TUSCON, Ariz.--It was as if the panelists couldn't resist the urge to talk smack about Microsoft. At least Salesforce.com founder and CEO Marc Benioff surely couldn't.
The discussion, moderated by longtime venture capitalist Roger McNamee, was billed as the case for optimism, and the gang had plenty to be optimistic about.
Hamel, a hater of corporate bureaucracy, spoke hopefully about the ability of people to challenge power using technology. He even proposed putting Web cams in every legislator's office so that anyone could watch what goes on among politicians, in real-time, unflitered.
Cook observed that musicians and actors have become super wealthy celebs because of past advances in technology, from recording to broadcasting technology, and said that he was hopeful that great educators will reap similar rewards. "I see a day when nonprofit and for-profit teachers become celebrities because they are the best in the world," he said.
And Benioff cheered on the empowered public--from the people who slammed Netflix over its price increases to those of complained about Bank of America's new fees until it dropped them. "Finally, all the things we have been working on [in terms of social communication] is finally impacting the world in a positive ways," said Benioff. "We've wanted this since the '60s."
Then, amid talk about getting big, slow-moving companies to wake up, the talk turned to Microsoft as an example of a beast that continually but unsuccessfully tries to get traction outside its core business of licensed software.
"Microsoft's not a power in this industry," said Benioff. "Nobody cares about Microsoft."
He went on: "Look at the stock price in the last decade. It's as flat as this stage."

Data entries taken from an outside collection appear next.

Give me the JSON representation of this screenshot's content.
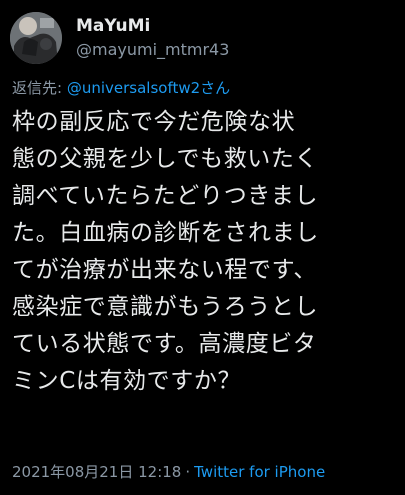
{
  "user": {
    "display_name": "MaYuMi",
    "handle": "@mayumi_mtmr43",
    "avatar_icon": "profile-photo"
  },
  "reply": {
    "prefix": "返信先:",
    "mention": "@universalsoftw2さん"
  },
  "tweet": {
    "lines": [
      "枠の副反応で今だ危険な状",
      "態の父親を少しでも救いたく",
      "調べていたらたどりつきまし",
      "た。白血病の診断をされまし",
      "てが治療が出来ない程です、",
      "感染症で意識がもうろうとし",
      "ている状態です。高濃度ビタ",
      "ミンCは有効ですか？"
    ]
  },
  "meta": {
    "timestamp": "2021年08月21日 12:18",
    "separator": "·",
    "source": "Twitter for iPhone"
  },
  "colors": {
    "background": "#000000",
    "text": "#e7e9ea",
    "secondary": "#8b98a5",
    "link": "#1d9bf0"
  }
}
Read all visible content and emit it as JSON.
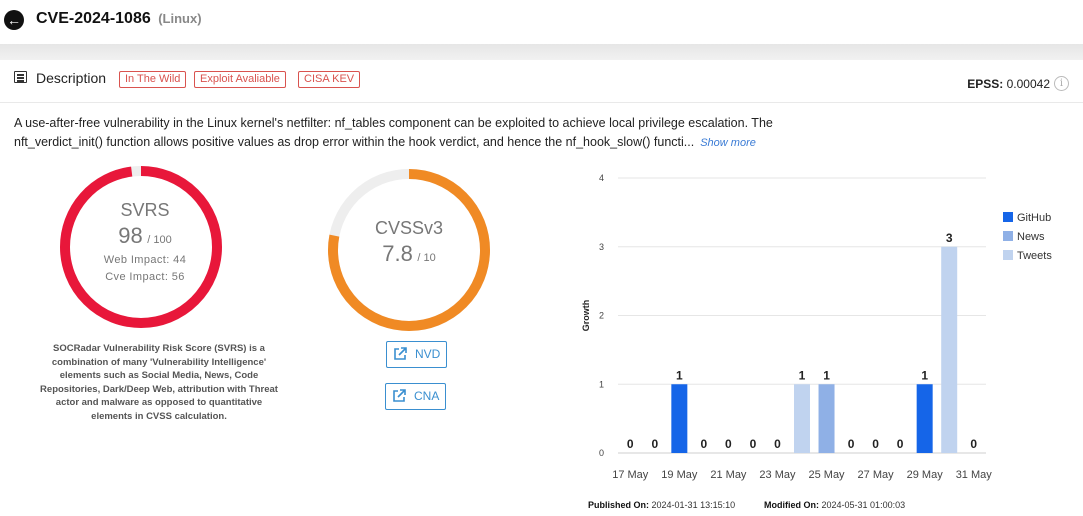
{
  "header": {
    "title": "CVE-2024-1086",
    "vendor": "(Linux)"
  },
  "description": {
    "label": "Description",
    "tags": [
      "In The Wild",
      "Exploit Avaliable",
      "CISA KEV"
    ],
    "epss_label": "EPSS:",
    "epss_value": "0.00042",
    "info_glyph": "i",
    "text_line1": "A use-after-free vulnerability in the Linux kernel's netfilter: nf_tables component can be exploited to achieve local privilege escalation. The",
    "text_line2": "nft_verdict_init() function allows positive values as drop error within the hook verdict, and hence the nf_hook_slow() functi...",
    "show_more": "Show more"
  },
  "svrs": {
    "title": "SVRS",
    "value": "98",
    "max": "/ 100",
    "fraction": 0.98,
    "web_impact": "Web Impact: 44",
    "cve_impact": "Cve Impact: 56",
    "color": "#e8173a",
    "note": "SOCRadar Vulnerability Risk Score (SVRS) is a combination of many 'Vulnerability Intelligence' elements such as Social Media, News, Code Repositories, Dark/Deep Web, attribution with Threat actor and malware as opposed to quantitative elements in CVSS calculation."
  },
  "cvss": {
    "title": "CVSSv3",
    "value": "7.8",
    "max": "/ 10",
    "fraction": 0.78,
    "color": "#f08a24",
    "track_color": "#eeeeee",
    "nvd_label": "NVD",
    "cna_label": "CNA"
  },
  "chart_data": {
    "type": "bar",
    "categories": [
      "17 May",
      "18 May",
      "19 May",
      "20 May",
      "21 May",
      "22 May",
      "23 May",
      "24 May",
      "25 May",
      "26 May",
      "27 May",
      "28 May",
      "29 May",
      "30 May",
      "31 May"
    ],
    "tick_labels": [
      "17 May",
      "19 May",
      "21 May",
      "23 May",
      "25 May",
      "27 May",
      "29 May",
      "31 May"
    ],
    "ylabel": "Growth",
    "ylim": [
      0,
      4
    ],
    "yticks": [
      "0",
      "1",
      "2",
      "3",
      "4"
    ],
    "grid": true,
    "legend": "right",
    "series": [
      {
        "name": "GitHub",
        "color": "#1565e8",
        "values": [
          0,
          0,
          1,
          0,
          0,
          0,
          0,
          0,
          0,
          0,
          0,
          0,
          1,
          0,
          0
        ]
      },
      {
        "name": "News",
        "color": "#8fb0e6",
        "values": [
          0,
          0,
          0,
          0,
          0,
          0,
          0,
          0,
          1,
          0,
          0,
          0,
          0,
          0,
          0
        ]
      },
      {
        "name": "Tweets",
        "color": "#c0d3ef",
        "values": [
          0,
          0,
          0,
          0,
          0,
          0,
          0,
          1,
          0,
          0,
          0,
          0,
          0,
          3,
          0
        ]
      }
    ],
    "totals": [
      0,
      0,
      1,
      0,
      0,
      0,
      0,
      1,
      1,
      0,
      0,
      0,
      1,
      3,
      0
    ]
  },
  "footer": {
    "published_label": "Published On:",
    "published_value": "2024-01-31 13:15:10",
    "modified_label": "Modified On:",
    "modified_value": "2024-05-31 01:00:03"
  },
  "icons": {
    "back": "arrow-left-icon",
    "description": "list-icon",
    "info": "info-icon",
    "external": "external-link-icon"
  }
}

(Actually, at around $27 a share, Microsoft is trading a few bucks below were it was a decade ago, but his point stands depending on the exact time comparison.)
Hamel weighed in, singing the praises of the new forces in tech. "All the new comers," he said, "at the forefront of social technology...almost every single one is a startup."
In other words, as big as Facebook has become, it began from scratch and not as a big company trying to become social.
Benioff, who seems to praise Facebook co-founder Mark Zuckerberg publicly as often as he criticizes Oracle, said entrepreneurs like Zuckerberg--those in their 20s--are the ones who are making a difference.
"Look at Facebook and the open graph with social news, social music," said Benifoff. "And we're all awaiting the release of Windows 8? Who cares? Facebook is my operating system. It is the consumer operating system."
Zuckerberg, said Benioff, is a "great leader with a huge vision. That is the case for optimism. It's the youth."
McNamee, a co-founder of Elevation Partners who has old ties to Bill Gates, did praise Microsoft for its $8.5 billion purchase of Skype, saying tha Skype is the one Internet company with powerful enough user engagement "to give Microsoft a shot." But he hedged his praise: "The question is what they will do with it? Will they Windowize and kill it?"
Too bad no one from Microsoft was on the panel.